(Web page and app entries)
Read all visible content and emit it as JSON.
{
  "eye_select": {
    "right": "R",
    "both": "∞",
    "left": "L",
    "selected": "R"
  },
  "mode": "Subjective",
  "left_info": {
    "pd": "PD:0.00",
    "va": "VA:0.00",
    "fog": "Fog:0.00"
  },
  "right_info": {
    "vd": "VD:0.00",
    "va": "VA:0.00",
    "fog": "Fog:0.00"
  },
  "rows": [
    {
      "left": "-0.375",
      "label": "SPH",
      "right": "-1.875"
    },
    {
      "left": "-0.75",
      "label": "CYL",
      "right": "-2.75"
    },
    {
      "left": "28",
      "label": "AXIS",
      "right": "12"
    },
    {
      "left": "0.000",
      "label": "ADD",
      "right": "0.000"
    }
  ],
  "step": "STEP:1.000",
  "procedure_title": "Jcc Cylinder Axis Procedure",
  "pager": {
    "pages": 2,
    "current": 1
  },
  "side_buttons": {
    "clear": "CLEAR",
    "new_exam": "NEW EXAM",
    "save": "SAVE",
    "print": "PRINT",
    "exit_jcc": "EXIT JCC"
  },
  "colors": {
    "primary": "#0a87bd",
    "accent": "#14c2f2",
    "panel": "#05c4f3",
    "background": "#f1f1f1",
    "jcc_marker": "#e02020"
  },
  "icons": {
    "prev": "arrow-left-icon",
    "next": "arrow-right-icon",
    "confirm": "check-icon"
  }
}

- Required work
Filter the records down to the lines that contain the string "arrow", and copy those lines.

- Exercise result
    "prev": "arrow-left-icon",
    "next": "arrow-right-icon",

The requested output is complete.